So, the first job was to obtain some 44mm x 44mm planed timber and give it a woodstain coating. I could have used treated timber, but it is going to be an enclosed frame and I find planed is a little easier to work with.

I'm going to be using a fairly standard 762mm (30") wide external double glazed door, so the frame has been designed to accommodate a 22mm internal door lining. The exterior of the frame will be lined with a breathable membrane and then clad with shiplap or similar timber. The internal wall will be insulated and clad with either a sheet material like OSB or ply, or clad with T&G softwood.

The frame has been bolted to the galvanised aperture of the van body using 8mm x 75mm coach bolts which you can just see in the image above, This, plus a continuous bead of flexible frame sealer should ensure a weathertight fit into the door aperture. The box sections down each side will be filled with an insulating material before being clad up to the interior walls of the van sides. This should give a reasonably good cosmetic finish, as well as mitigation of heat loss through the body corners,

Hopefully a reasonably strong construction to protect against westerly winter winds. The frame has been skew-screwed and assembled with No-Nails. By the time this has the door casing fitted, the door hung, the breathable membrane attached and been clad, it should be pretty solid. I'm looking at a minimum of a five year life for this assembly, and longer if any protective coating is renewed periodically.

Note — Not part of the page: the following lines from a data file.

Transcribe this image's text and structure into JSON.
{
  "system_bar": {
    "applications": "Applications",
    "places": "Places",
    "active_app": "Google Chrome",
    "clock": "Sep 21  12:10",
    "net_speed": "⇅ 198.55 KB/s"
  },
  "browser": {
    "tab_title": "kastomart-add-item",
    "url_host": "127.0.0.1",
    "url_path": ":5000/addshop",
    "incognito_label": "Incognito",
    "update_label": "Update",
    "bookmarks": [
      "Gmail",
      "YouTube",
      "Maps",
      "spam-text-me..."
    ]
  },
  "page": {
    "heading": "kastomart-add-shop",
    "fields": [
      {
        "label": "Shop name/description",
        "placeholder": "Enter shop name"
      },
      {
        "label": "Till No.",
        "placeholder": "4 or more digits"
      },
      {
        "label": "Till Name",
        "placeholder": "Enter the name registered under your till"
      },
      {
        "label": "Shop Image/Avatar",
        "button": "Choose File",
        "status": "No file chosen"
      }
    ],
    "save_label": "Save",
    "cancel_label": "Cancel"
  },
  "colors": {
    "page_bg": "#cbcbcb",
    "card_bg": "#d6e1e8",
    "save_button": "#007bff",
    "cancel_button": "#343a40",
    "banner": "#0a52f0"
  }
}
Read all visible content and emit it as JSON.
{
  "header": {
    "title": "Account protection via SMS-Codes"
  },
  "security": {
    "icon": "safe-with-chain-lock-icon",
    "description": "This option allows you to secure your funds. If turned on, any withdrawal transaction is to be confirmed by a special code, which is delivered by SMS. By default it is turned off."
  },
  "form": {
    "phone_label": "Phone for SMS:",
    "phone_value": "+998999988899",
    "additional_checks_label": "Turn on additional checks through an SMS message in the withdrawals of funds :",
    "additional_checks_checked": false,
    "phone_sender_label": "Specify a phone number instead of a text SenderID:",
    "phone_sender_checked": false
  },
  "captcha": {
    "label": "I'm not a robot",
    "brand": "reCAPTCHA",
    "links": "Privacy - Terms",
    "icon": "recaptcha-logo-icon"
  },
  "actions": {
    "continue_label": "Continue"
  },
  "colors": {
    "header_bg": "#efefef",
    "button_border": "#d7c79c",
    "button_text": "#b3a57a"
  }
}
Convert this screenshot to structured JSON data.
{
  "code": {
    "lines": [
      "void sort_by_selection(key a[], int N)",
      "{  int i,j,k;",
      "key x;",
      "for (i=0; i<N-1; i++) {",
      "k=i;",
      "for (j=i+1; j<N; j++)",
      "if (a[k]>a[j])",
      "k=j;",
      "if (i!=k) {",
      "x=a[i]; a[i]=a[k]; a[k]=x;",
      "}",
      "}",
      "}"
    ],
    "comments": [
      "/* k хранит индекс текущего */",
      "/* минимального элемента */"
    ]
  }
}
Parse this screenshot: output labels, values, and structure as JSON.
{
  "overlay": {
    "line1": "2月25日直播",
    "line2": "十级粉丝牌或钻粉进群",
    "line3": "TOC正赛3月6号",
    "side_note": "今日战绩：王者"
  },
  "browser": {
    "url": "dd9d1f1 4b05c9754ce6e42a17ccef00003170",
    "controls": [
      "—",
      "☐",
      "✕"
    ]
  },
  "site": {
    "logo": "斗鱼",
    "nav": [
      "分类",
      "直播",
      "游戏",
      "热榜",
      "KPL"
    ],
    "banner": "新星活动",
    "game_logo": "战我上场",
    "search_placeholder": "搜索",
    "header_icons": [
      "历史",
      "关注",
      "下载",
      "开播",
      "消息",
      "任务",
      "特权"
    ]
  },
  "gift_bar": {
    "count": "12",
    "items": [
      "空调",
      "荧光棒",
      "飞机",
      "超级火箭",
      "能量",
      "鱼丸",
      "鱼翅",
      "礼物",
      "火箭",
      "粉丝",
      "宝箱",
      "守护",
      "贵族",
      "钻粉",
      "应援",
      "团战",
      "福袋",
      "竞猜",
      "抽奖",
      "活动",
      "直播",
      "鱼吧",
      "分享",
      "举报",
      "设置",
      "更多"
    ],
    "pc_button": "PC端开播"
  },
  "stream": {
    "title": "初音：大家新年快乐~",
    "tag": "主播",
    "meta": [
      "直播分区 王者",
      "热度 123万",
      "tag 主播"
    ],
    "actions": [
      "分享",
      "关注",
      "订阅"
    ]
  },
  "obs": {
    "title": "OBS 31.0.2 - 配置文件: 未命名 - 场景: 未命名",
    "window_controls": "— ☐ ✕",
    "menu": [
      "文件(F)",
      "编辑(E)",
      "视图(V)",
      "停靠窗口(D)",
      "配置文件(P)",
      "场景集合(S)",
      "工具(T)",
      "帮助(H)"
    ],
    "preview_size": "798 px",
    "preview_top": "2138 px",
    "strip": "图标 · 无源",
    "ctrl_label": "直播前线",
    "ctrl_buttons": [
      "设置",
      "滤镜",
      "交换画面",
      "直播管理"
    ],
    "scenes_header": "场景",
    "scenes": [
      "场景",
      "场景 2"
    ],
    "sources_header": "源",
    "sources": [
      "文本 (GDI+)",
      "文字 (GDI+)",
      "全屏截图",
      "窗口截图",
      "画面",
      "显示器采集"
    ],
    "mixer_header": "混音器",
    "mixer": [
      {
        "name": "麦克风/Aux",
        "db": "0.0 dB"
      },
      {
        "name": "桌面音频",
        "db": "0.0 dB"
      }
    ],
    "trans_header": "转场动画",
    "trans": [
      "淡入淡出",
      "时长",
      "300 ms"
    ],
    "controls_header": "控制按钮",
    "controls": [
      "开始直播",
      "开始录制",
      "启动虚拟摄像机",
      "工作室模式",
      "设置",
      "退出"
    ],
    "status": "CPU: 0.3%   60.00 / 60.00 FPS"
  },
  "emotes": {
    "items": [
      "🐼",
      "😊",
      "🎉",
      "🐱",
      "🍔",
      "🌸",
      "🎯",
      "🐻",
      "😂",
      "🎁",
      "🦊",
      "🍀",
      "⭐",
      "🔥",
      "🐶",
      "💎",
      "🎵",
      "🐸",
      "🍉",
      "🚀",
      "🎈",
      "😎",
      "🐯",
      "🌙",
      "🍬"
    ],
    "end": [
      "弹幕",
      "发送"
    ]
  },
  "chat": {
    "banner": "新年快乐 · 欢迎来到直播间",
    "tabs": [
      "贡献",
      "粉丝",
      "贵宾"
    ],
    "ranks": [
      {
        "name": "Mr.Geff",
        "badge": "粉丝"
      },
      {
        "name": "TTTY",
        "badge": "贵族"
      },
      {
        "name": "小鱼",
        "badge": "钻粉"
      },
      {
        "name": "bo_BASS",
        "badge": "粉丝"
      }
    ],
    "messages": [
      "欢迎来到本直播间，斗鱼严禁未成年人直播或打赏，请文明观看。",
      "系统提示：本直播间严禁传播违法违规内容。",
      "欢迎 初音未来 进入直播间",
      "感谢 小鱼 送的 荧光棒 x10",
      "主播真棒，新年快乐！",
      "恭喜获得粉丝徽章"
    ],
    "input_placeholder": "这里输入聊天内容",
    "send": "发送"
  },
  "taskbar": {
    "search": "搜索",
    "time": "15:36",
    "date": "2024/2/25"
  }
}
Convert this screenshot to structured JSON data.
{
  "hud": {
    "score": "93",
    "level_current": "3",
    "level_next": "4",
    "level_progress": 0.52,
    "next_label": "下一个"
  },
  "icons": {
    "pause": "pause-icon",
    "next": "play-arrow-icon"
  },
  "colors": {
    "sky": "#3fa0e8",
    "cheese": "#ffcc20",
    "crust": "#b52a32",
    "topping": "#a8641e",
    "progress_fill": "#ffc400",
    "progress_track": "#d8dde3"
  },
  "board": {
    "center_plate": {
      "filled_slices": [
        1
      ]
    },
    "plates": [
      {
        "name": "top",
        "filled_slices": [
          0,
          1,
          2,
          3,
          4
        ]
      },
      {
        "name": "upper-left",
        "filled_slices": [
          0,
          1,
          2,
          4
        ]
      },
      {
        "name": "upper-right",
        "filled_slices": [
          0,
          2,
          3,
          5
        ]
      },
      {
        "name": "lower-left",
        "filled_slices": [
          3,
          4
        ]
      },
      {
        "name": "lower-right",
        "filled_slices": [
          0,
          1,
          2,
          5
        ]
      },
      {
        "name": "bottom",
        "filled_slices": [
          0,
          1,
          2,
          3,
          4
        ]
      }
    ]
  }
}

Kind of looks like it has been 'Photoshopped' in, doesn't it?! Should look pretty good once the cladding goes on.